- _About this exercise_:
Could each entry be returned exactly as it appears?

Entries from a dataset of interfaces:
********************
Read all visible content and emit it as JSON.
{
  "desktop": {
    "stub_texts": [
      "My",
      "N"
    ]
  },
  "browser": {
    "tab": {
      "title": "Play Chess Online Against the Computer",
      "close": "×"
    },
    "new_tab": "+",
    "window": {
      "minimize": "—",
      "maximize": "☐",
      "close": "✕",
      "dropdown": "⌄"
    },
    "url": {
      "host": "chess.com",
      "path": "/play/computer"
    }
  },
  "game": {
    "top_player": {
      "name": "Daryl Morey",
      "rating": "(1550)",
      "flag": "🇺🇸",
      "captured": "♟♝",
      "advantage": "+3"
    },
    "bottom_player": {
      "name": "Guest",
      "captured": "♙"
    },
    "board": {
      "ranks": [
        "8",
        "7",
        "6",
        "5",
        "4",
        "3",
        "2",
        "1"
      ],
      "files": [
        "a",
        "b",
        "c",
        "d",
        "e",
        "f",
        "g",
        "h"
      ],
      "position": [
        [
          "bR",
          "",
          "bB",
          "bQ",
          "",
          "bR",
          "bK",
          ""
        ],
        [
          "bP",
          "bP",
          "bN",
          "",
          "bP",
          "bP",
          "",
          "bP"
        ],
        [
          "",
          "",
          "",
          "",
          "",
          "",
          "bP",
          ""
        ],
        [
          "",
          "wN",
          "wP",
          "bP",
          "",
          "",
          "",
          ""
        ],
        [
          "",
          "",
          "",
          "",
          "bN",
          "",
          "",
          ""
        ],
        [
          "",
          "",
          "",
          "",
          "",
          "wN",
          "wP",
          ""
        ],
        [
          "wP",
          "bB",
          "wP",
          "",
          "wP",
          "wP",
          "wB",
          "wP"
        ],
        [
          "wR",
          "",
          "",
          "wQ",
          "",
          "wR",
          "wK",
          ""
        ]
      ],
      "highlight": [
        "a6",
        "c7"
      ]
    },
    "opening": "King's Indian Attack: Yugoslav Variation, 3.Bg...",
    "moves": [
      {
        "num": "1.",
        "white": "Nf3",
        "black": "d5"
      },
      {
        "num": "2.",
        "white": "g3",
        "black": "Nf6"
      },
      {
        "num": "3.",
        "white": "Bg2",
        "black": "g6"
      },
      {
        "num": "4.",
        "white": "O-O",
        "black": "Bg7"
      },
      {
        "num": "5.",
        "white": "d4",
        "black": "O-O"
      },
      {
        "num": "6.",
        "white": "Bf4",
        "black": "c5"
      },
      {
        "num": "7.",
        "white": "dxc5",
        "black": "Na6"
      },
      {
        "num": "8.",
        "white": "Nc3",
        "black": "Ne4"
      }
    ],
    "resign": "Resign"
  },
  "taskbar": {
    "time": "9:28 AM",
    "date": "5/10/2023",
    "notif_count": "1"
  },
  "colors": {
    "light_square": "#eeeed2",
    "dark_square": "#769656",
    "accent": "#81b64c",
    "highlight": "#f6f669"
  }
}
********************
- _Answer to the exercise_:
Read all visible content and emit it as JSON.
{
  "desktop": {
    "stub_texts": [
      "My",
      "N"
    ]
  },
  "browser": {
    "tab": {
      "title": "Play Chess Online Against the Computer",
      "close": "×"
    },
    "new_tab": "+",
    "window": {
      "minimize": "—",
      "maximize": "☐",
      "close": "✕",
      "dropdown": "⌄"
    },
    "url": {
      "host": "chess.com",
      "path": "/play/computer"
    }
  },
  "game": {
    "top_player": {
      "name": "Daryl Morey",
      "rating": "(1550)",
      "flag": "🇺🇸",
      "captured": "♟♝",
      "advantage": "+3"
    },
    "bottom_player": {
      "name": "Guest",
      "captured": "♙"
    },
    "board": {
      "ranks": [
        "8",
        "7",
        "6",
        "5",
        "4",
        "3",
        "2",
        "1"
      ],
      "files": [
        "a",
        "b",
        "c",
        "d",
        "e",
        "f",
        "g",
        "h"
      ],
      "position": [
        [
          "bR",
          "",
          "bB",
          "bQ",
          "",
          "bR",
          "bK",
          ""
        ],
        [
          "bP",
          "bP",
          "bN",
          "",
          "bP",
          "bP",
          "",
          "bP"
        ],
        [
          "",
          "",
          "",
          "",
          "",
          "",
          "bP",
          ""
        ],
        [
          "",
          "wN",
          "wP",
          "bP",
          "",
          "",
          "",
          ""
        ],
        [
          "",
          "",
          "",
          "",
          "bN",
          "",
          "",
          ""
        ],
        [
          "",
          "",
          "",
          "",
          "",
          "wN",
          "wP",
          ""
        ],
        [
          "wP",
          "bB",
          "wP",
          "",
          "wP",
          "wP",
          "wB",
          "wP"
        ],
        [
          "wR",
          "",
          "",
          "wQ",
          "",
          "wR",
          "wK",
          ""
        ]
      ],
      "highlight": [
        "a6",
        "c7"
      ]
    },
    "opening": "King's Indian Attack: Yugoslav Variation, 3.Bg...",
    "moves": [
      {
        "num": "1.",
        "white": "Nf3",
        "black": "d5"
      },
      {
        "num": "2.",
        "white": "g3",
        "black": "Nf6"
      },
      {
        "num": "3.",
        "white": "Bg2",
        "black": "g6"
      },
      {
        "num": "4.",
        "white": "O-O",
        "black": "Bg7"
      },
      {
        "num": "5.",
        "white": "d4",
        "black": "O-O"
      },
      {
        "num": "6.",
        "white": "Bf4",
        "black": "c5"
      },
      {
        "num": "7.",
        "white": "dxc5",
        "black": "Na6"
      },
      {
        "num": "8.",
        "white": "Nc3",
        "black": "Ne4"
      }
    ],
    "resign": "Resign"
  },
  "taskbar": {
    "time": "9:28 AM",
    "date": "5/10/2023",
    "notif_count": "1"
  },
  "colors": {
    "light_square": "#eeeed2",
    "dark_square": "#769656",
    "accent": "#81b64c",
    "highlight": "#f6f669"
  }
}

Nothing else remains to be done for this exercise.